Task prompt:
Check the records below line by line. Give the count of lines with "name", and nothing else.

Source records
======

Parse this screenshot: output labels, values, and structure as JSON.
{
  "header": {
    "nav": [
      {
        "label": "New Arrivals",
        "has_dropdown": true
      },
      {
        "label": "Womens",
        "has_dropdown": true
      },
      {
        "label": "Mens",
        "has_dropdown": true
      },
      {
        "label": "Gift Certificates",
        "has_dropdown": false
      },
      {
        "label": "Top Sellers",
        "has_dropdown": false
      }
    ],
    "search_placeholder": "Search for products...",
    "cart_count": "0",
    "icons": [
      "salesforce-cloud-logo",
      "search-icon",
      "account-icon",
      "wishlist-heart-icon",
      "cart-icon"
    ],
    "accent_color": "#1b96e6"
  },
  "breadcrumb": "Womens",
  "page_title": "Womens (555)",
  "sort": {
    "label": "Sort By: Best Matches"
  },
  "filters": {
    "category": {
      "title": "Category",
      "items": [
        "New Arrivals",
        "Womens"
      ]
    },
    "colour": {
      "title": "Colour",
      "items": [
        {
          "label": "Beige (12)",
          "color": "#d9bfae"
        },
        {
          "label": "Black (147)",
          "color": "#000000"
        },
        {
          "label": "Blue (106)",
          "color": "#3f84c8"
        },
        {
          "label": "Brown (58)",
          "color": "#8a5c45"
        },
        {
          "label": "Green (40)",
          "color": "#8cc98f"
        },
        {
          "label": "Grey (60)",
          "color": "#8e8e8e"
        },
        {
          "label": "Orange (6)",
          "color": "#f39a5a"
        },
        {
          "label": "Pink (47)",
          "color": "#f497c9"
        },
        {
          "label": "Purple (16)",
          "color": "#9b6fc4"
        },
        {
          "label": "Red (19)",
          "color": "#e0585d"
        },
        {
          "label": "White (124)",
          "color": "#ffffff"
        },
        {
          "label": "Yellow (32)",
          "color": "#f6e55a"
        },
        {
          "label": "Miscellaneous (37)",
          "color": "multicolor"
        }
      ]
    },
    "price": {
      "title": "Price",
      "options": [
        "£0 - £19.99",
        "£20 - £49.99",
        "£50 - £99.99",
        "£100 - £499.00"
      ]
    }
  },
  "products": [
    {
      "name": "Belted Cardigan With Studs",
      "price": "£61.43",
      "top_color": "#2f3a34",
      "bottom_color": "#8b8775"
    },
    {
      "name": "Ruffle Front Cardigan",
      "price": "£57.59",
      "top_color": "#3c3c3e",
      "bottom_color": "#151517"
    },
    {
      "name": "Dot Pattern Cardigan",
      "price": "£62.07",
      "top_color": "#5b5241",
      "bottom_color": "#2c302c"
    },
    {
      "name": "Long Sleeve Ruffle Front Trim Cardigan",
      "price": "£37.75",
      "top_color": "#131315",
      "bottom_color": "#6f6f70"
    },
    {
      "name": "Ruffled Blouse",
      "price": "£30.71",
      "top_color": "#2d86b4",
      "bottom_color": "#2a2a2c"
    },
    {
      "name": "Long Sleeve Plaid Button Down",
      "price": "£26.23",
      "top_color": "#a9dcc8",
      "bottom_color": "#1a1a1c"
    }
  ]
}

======

Answer area:
6